4. Create a roadmap for customer onboarding

Customer success might happen hands off, but a bit of intentionality goes a long way, so what does a customer journey look like to get onboard at your org? Is it frictionless or has it been painful to get to the point where they have a transaction account and card, and can finally use it? 

If you can make it as smooth and easy as possible for a customer to be onboarded, you’re already on the front foot – it’s much easier to keep someone happy than it is to change their mind – so what does that pathway look like? Are there technical challenges? Regulatory challenges? And what can you do to make these as pain-free as possible for customers?


5. Proactive communication

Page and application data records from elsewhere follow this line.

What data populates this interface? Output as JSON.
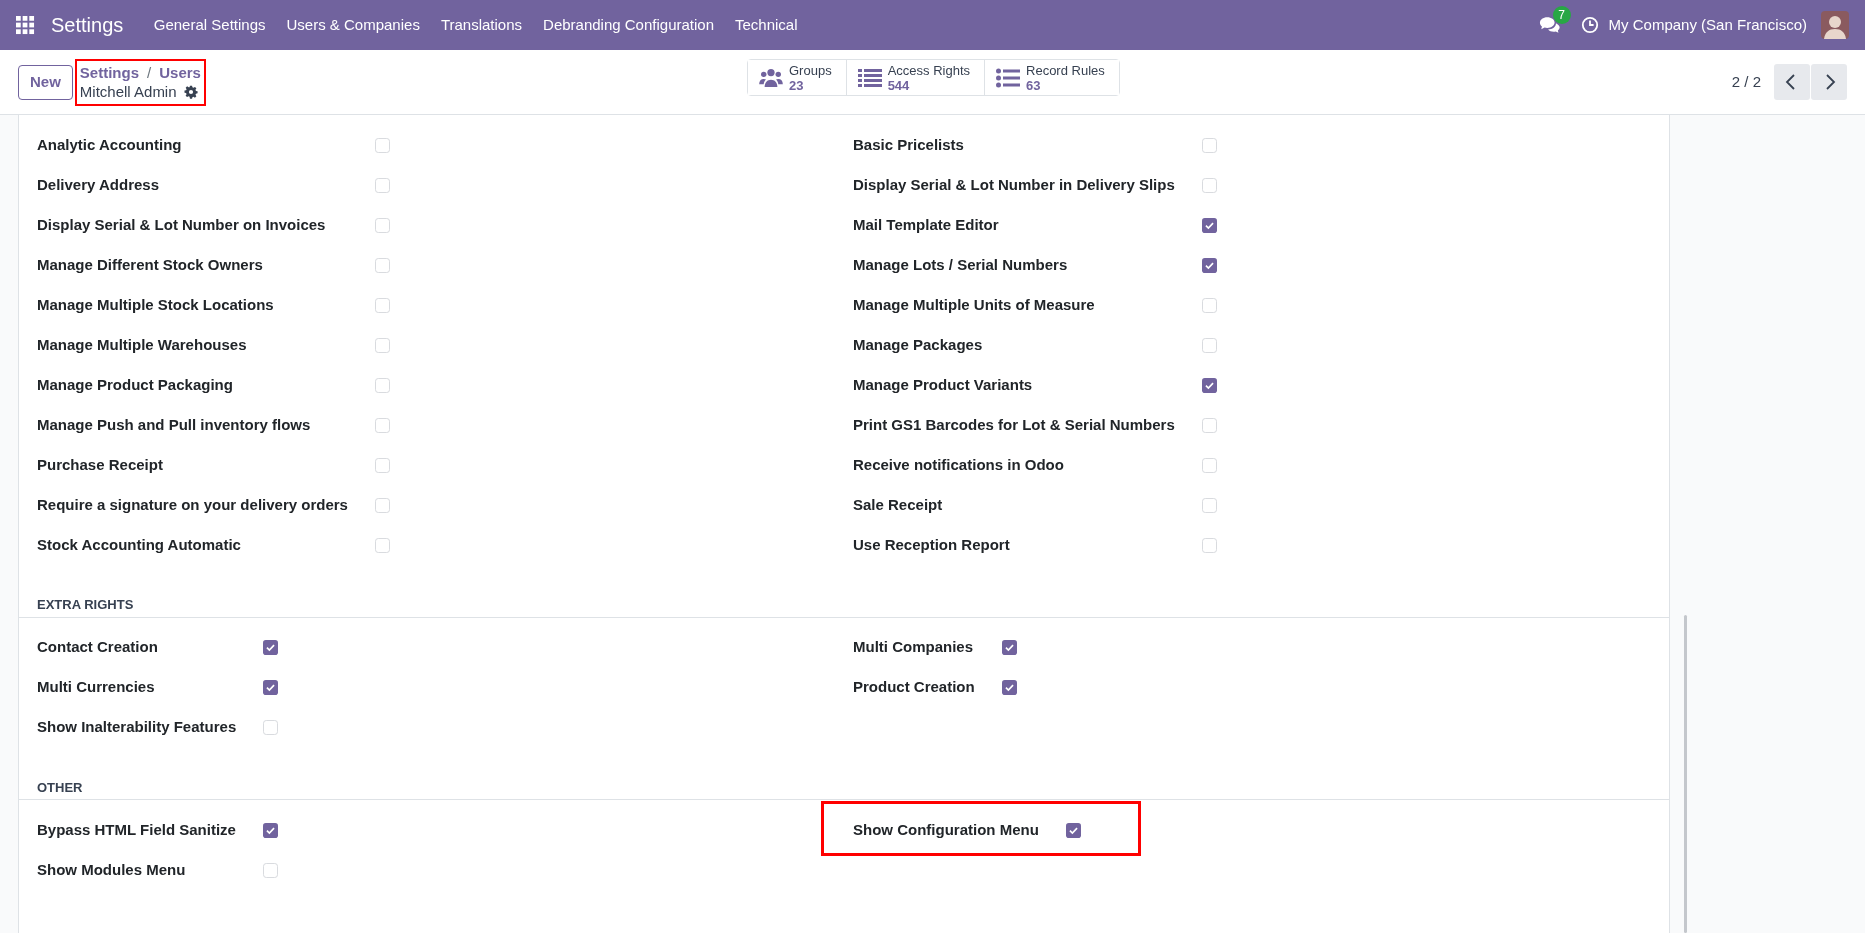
{
  "navbar": {
    "app_title": "Settings",
    "menu": [
      "General Settings",
      "Users & Companies",
      "Translations",
      "Debranding Configuration",
      "Technical"
    ],
    "messages_badge": "7",
    "company": "My Company (San Francisco)"
  },
  "control_panel": {
    "new_button": "New",
    "breadcrumb": [
      "Settings",
      "Users"
    ],
    "breadcrumb_separator": "/",
    "record_title": "Mitchell Admin",
    "highlighted": true,
    "smart_buttons": [
      {
        "kind": "groups",
        "label": "Groups",
        "count": "23"
      },
      {
        "kind": "list",
        "label": "Access Rights",
        "count": "544"
      },
      {
        "kind": "bullets",
        "label": "Record Rules",
        "count": "63"
      }
    ],
    "pager": "2 / 2"
  },
  "sections": [
    {
      "left": [
        {
          "label": "Analytic Accounting",
          "checked": false,
          "highlighted": false
        },
        {
          "label": "Delivery Address",
          "checked": false,
          "highlighted": false
        },
        {
          "label": "Display Serial & Lot Number on Invoices",
          "checked": false,
          "highlighted": false
        },
        {
          "label": "Manage Different Stock Owners",
          "checked": false,
          "highlighted": false
        },
        {
          "label": "Manage Multiple Stock Locations",
          "checked": false,
          "highlighted": false
        },
        {
          "label": "Manage Multiple Warehouses",
          "checked": false,
          "highlighted": false
        },
        {
          "label": "Manage Product Packaging",
          "checked": false,
          "highlighted": false
        },
        {
          "label": "Manage Push and Pull inventory flows",
          "checked": false,
          "highlighted": false
        },
        {
          "label": "Purchase Receipt",
          "checked": false,
          "highlighted": false
        },
        {
          "label": "Require a signature on your delivery orders",
          "checked": false,
          "highlighted": false
        },
        {
          "label": "Stock Accounting Automatic",
          "checked": false,
          "highlighted": false
        }
      ],
      "right": [
        {
          "label": "Basic Pricelists",
          "checked": false,
          "highlighted": false
        },
        {
          "label": "Display Serial & Lot Number in Delivery Slips",
          "checked": false,
          "highlighted": false
        },
        {
          "label": "Mail Template Editor",
          "checked": true,
          "highlighted": false
        },
        {
          "label": "Manage Lots / Serial Numbers",
          "checked": true,
          "highlighted": false
        },
        {
          "label": "Manage Multiple Units of Measure",
          "checked": false,
          "highlighted": false
        },
        {
          "label": "Manage Packages",
          "checked": false,
          "highlighted": false
        },
        {
          "label": "Manage Product Variants",
          "checked": true,
          "highlighted": false
        },
        {
          "label": "Print GS1 Barcodes for Lot & Serial Numbers",
          "checked": false,
          "highlighted": false
        },
        {
          "label": "Receive notifications in Odoo",
          "checked": false,
          "highlighted": false
        },
        {
          "label": "Sale Receipt",
          "checked": false,
          "highlighted": false
        },
        {
          "label": "Use Reception Report",
          "checked": false,
          "highlighted": false
        }
      ]
    },
    {
      "title": "EXTRA RIGHTS",
      "left": [
        {
          "label": "Contact Creation",
          "checked": true,
          "highlighted": false
        },
        {
          "label": "Multi Currencies",
          "checked": true,
          "highlighted": false
        },
        {
          "label": "Show Inalterability Features",
          "checked": false,
          "highlighted": false
        }
      ],
      "right": [
        {
          "label": "Multi Companies",
          "checked": true,
          "highlighted": false
        },
        {
          "label": "Product Creation",
          "checked": true,
          "highlighted": false
        }
      ]
    },
    {
      "title": "OTHER",
      "left": [
        {
          "label": "Bypass HTML Field Sanitize",
          "checked": true,
          "highlighted": false
        },
        {
          "label": "Show Modules Menu",
          "checked": false,
          "highlighted": false
        }
      ],
      "right": [
        {
          "label": "Show Configuration Menu",
          "checked": true,
          "highlighted": true
        }
      ]
    }
  ]
}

Communication is the name of the game – but for proactive communication to work, make sure you’re contacting them at key stages with relevant, valuable information.

Customer has just signed up to your bank/FI services? Contact them after a fortnight, and check in – has everything been set up correctly? Have they had success logging into your Internet Banking application, or equivalent?

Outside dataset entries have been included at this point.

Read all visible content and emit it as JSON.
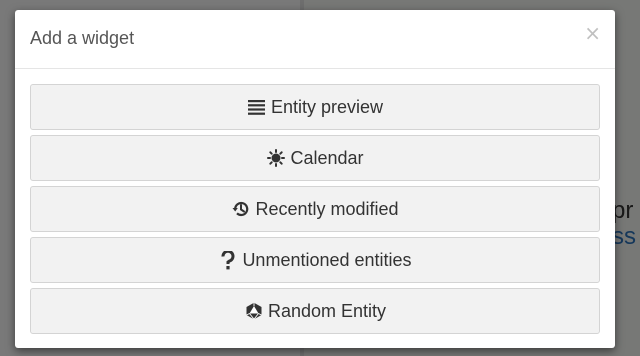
{
  "modal": {
    "title": "Add a widget",
    "close_label": "×"
  },
  "widgets": [
    {
      "label": "Entity preview",
      "icon": "list-icon"
    },
    {
      "label": "Calendar",
      "icon": "sun-icon"
    },
    {
      "label": "Recently modified",
      "icon": "history-icon"
    },
    {
      "label": "Unmentioned entities",
      "icon": "question-icon"
    },
    {
      "label": "Random Entity",
      "icon": "d20-dice-icon"
    }
  ],
  "background": {
    "text_line1": "pr",
    "text_line2": "ss"
  },
  "colors": {
    "overlay": "#000000",
    "button_bg": "#f2f2f2",
    "button_border": "#d4d4d4",
    "text": "#333333"
  }
}
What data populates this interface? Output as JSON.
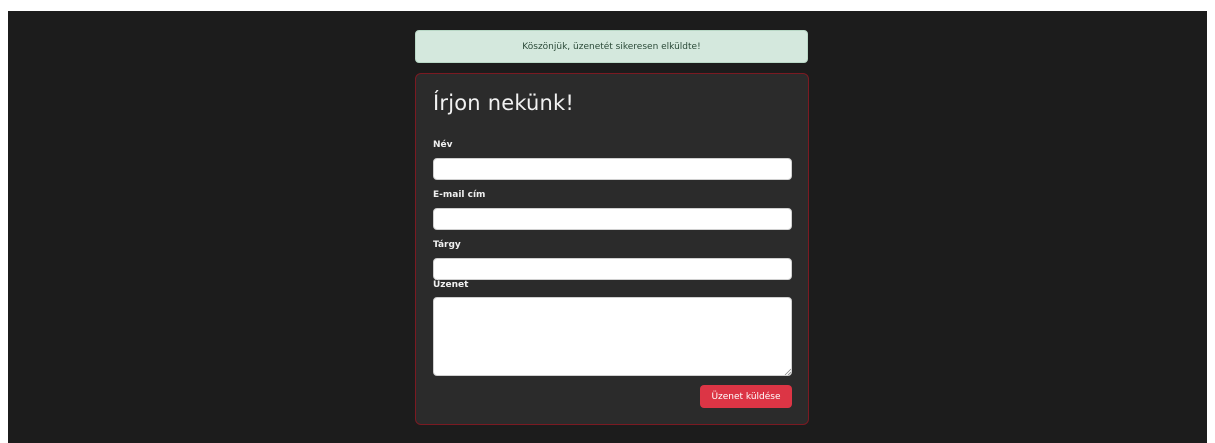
{
  "alert": {
    "message": "Köszönjük, üzenetét sikeresen elküldte!"
  },
  "form": {
    "title": "Írjon nekünk!",
    "fields": {
      "name": {
        "label": "Név",
        "value": "",
        "placeholder": ""
      },
      "email": {
        "label": "E-mail cím",
        "value": "",
        "placeholder": ""
      },
      "subject": {
        "label": "Tárgy",
        "value": "",
        "placeholder": ""
      },
      "message": {
        "label": "Üzenet",
        "value": "",
        "placeholder": ""
      }
    },
    "submit_label": "Üzenet küldése"
  },
  "colors": {
    "page_background": "#1c1c1c",
    "card_background": "#2b2b2b",
    "card_border": "#7a1a22",
    "alert_background": "#d4e8dd",
    "alert_text": "#2b4a38",
    "submit_button": "#dc3545"
  }
}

Your customer is in the process of applying for a large loan, and it’s been a week or two with no contact? Contact them! Even if it’s as simple as letting them know the status. Provided the contact purpose has a very clear intention of adding value, your customers will appreciate it.

Not sure what level of contact feels appropriate for a customer? Just ask! There’s a big difference between your customer receiving weekly marketing emails about your latest credit card offer, and your customer receiving weekly updates about the status of their latest application, or anticipated changes. So communicate


6. Always ask for feedback.

Some customers want a little communication, some want a lot – so how do you know? What’s the right message to send? What makes people happy? Well, there’s an obvious answer – ask!

We don’t always know what we want, but ask enough customers in the same spot, and you’ll get a pretty good idea of any general gaps, or things that work well.

Of course, surveys can work, but even something as simple as finishing off an email or phone call with a mechanism for a customer (or one of your team members!) to file customer feedback can be extremely powerful.


7. Know thy competitors

With frequent new emerging technologies, the only constant is changing market conditions and it’s your responsibility to understand. Even better if you’re the type of business that focuses on what’s next, this positions you to avoid disruption, or even capitalise on it.

So take the time to understand the marketplace, and find out what your competitors are doing well – or aren’t doing well.

  • Are they responsive on social media?
  • Are there any trends to customer voice?
  • What are they well known for, good or bad?

Pre-emptively positioning yourself can help you better serve and retain your customers


8. Staying should be easy.

Moving banks is tedious at best. It’s a chore, so if a customer gets to this point you’ve either done something seriously wrong, or a competitors offer is just too good to be true.

Sometimes reducing churn can be just as simple as making it very easy for a customer to stay. Offering the best customer service is the simplest way to go about this, which might even mean offering a dedicated private banker to your most valuable customers.

Ultimately, the effect you’re looking for is when your customer considers filling out a competitors form, they think “no, this sounds like too much work”. And you can do that by just making things easy.


9. Let’s get retroactive

You’ve onboarded the right customers, given a stellar onboarding journey, provided the best customer experience and they’re happy 100% of the way – and still, you have a customer churning.

It’s not over yet! While this customer may not be able to be retained, you can learn from this and build strategies to prevent future cases like this.

If you’re ingesting your churned customer data (and even your happy customer data!), you can predict the most important signs of happiness and dissatisfaction, and engage before future relationships sour.

Start with the basics – when is most frequent for your customers to leave? 3 months? 3 years? Does their product behaviour change before they officially leave? Pull the many data points together and build a strategy for what happens when a customer fits that criteria.